It's sad when people leave a service and say, "the worship was just not all that great today" due to the music or singing not being right or the atmosphere just wasn't right. OR, perhaps even worse, "the worship was fantastic today!", when what they really mean was they got a whole lot of emotion out of it but yet didn't truly even focus on God.

I know that's not the main purpose of your post here, but it's where my thoughts went. :)

I absolutely love the heart of what you pointed out here. "True worship and praise is based on a relationship that is real. We praise him because we love him and it's an overflow of that relationship. It can't be planned and boxed into a certain time on a certain day."

Indeed, God doesn't need our praise. Our praise is an outflow of our relationship with Him.

Kent said...

I tell people often that Jesus didn't ever tell us to worship him, he invited us to follow him. I think the following more often than not gets pushed to the side and folks feel the worshiping (singing)is enough.

Bino Manjasseril said...

Aida, you are right on!

What I am wondering is, who invented this 'praise and worship'? I don't think it was God, do you?. Today we have worship practice, worship team and worship leaders!
'Practicing' to worship the God of the universe? It sounds little weired to me.
If I know how to play Guitar or Key board and people are ready to applause my singing, I don't mind singing 'gospel songs' all day long on the stage. But don't tell me that I am worshiping God.

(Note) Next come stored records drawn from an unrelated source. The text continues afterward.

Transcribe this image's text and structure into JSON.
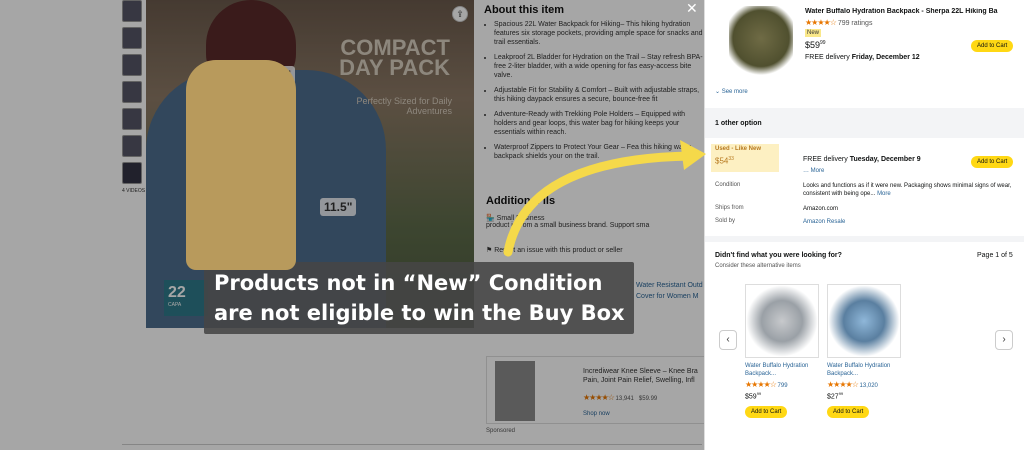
{
  "background": {
    "hero_title": "COMPACT DAY PACK",
    "hero_tagline": "Perfectly Sized for Daily Adventures",
    "dim_height": "15\"",
    "dim_width": "11.5\"",
    "capacity_badge": "22",
    "capacity_unit": "CAPA",
    "video_label": "4 VIDEOS",
    "about_heading": "About this item",
    "bullets": [
      "Spacious 22L Water Backpack for Hiking– This hiking hydration features six storage pockets, providing ample space for snacks and trail essentials.",
      "Leakproof 2L Bladder for Hydration on the Trail – Stay refresh BPA-free 2-liter bladder, with a wide opening for fas easy-access bite valve.",
      "Adjustable Fit for Stability & Comfort – Built with adjustable straps, this hiking daypack ensures a secure, bounce-free fit",
      "Adventure-Ready with Trekking Pole Holders – Equipped with holders and gear loops, this water bag for hiking keeps your essentials within reach.",
      "Waterproof Zippers to Protect Your Gear – Fea this hiking water backpack shields your on the trail."
    ],
    "additional_heading": "Additional     ils",
    "small_biz": "Small Business",
    "small_biz_desc": "product is from a small business brand. Support sma",
    "report": "Report an issue with this product or seller",
    "side_link1": "Water Resistant Outd",
    "side_link2": "Cover for Women M",
    "sponsored_title": "Incrediwear Knee Sleeve – Knee Bra Pain, Joint Pain Relief, Swelling, Infl",
    "sponsored_reviews": "13,941",
    "sponsored_price": "$59.99",
    "sponsored_shop": "Shop now",
    "sponsored_label": "Sponsored"
  },
  "panel": {
    "title": "Water Buffalo Hydration Backpack - Sherpa 22L Hiking Ba",
    "rating_count": "799 ratings",
    "badge": "New",
    "price_whole": "$59",
    "price_frac": "99",
    "delivery_prefix": "FREE delivery",
    "delivery_date": "Friday, December 12",
    "add_to_cart": "Add to Cart",
    "see_more": "See more",
    "other_option": "1 other option",
    "used_label": "Used - Like New",
    "used_price_whole": "$54",
    "used_price_frac": "33",
    "used_delivery_prefix": "FREE delivery",
    "used_delivery_date": "Tuesday, December 9",
    "more": "More",
    "condition_label": "Condition",
    "condition_value": "Looks and functions as if it were new. Packaging shows minimal signs of wear, consistent with being ope...",
    "condition_more": "More",
    "ships_label": "Ships from",
    "ships_value": "Amazon.com",
    "sold_label": "Sold by",
    "sold_value": "Amazon Resale",
    "didnt_find": "Didn't find what you were looking for?",
    "consider": "Consider these alternative items",
    "page_of": "Page 1 of 5",
    "alt_items": [
      {
        "name": "Water Buffalo Hydration Backpack...",
        "reviews": "799",
        "price_whole": "$59",
        "price_frac": "99"
      },
      {
        "name": "Water Buffalo Hydration Backpack...",
        "reviews": "13,020",
        "price_whole": "$27",
        "price_frac": "99"
      }
    ]
  },
  "caption": {
    "line1": "Products not in “New” Condition",
    "line2": "are not eligible to win the Buy Box"
  },
  "colors": {
    "arrow": "#f5d94a",
    "cart_button": "#ffd814",
    "used_highlight": "#fdf0c2",
    "star": "#e77600",
    "link": "#2a6496"
  },
  "icons": [
    "close-icon",
    "share-icon",
    "chevron-left-icon",
    "chevron-right-icon",
    "small-business-icon",
    "report-icon"
  ]
}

Apostle Paul taught us what real worship is, in Romans 12:1. And it is something like you said in the post. A person who is walking by faith in the Son of God who lives in Him, IS worshiping God. A person who surrenders the members of His body for the perfect will of God IS worshiping God.

Aida said...

Joel, I think you're right. All of that pomp is really geared to getting an emotional reaction from us and it usually works.

I noticed Sunday morning that at a critical time in one of the songs, the volume on the praise team was turned up. They got the reaction that they wanted. At that point, I felt goosebumps. In the past, I would have mistakened that for a movement of the Spirit. Now, I realize that it was just a physical and an emotional response that had been orchestrated by the praise team leader.

"I think that many times this can cause us to focus more on what's happening on the outside rather than on the inside and our deep relationship with God."

Wow! I can sure relate to focusing on what's happening outside. The women in the purple robes stood in the aisles while we were singing. While I was supposed to be "worshipping" God, I was thinking how much I liked the color and that purple was my favorite color. Later. I ended up looking at their feet to see what kind of shoes they were wearing, if any.

I believe those type of services rarely produce a deeper relationship with God. They may produce a temporary high but, after you leave the building and return to the real world, the high leaves. Then, the people need to return to the building again to get pumped up again.

Thanks for sharing your thoughts. I always enjoy reading what you have to say.

Aida said...

Good point, Kent. It really is easier for people to sing a bunch of songs even if they don't mean what they say than it is to follow Jesus into the wild adventure he calls us to. That way, they can keep up the illusion of control and still feel like they've fulfilled their religious obligation.

Aida said...

Yes! Yes! Yes! Bino. I agree with everything you said.

It definitely wasn't God. The only singing I read about in the New Covenant is spontaneous songs. I don't see any of the glitzy performances that pass for praise and worship today.

"A person who is walking by faith in the Son of God who lives in Him, IS worshiping God. A person who surrenders the members of His body for the perfect will of God IS worshiping God."

People are supposedly taught how to praise and worship but that's impossible. As you pointed out, worship is a life that is surrendered to God. No one can teach someone else how to do that since true praise and worship is birthed out of a relationship.

Aida said...

BTW, Bino, Pagan Christianity has a chapter about Ministers of Music. I haven't gotten that far in the book yet but I'm sure it'll talk about the origin of modern day "praise and worship" music and all of the other stuff that goes with it.

It should be very enlightening.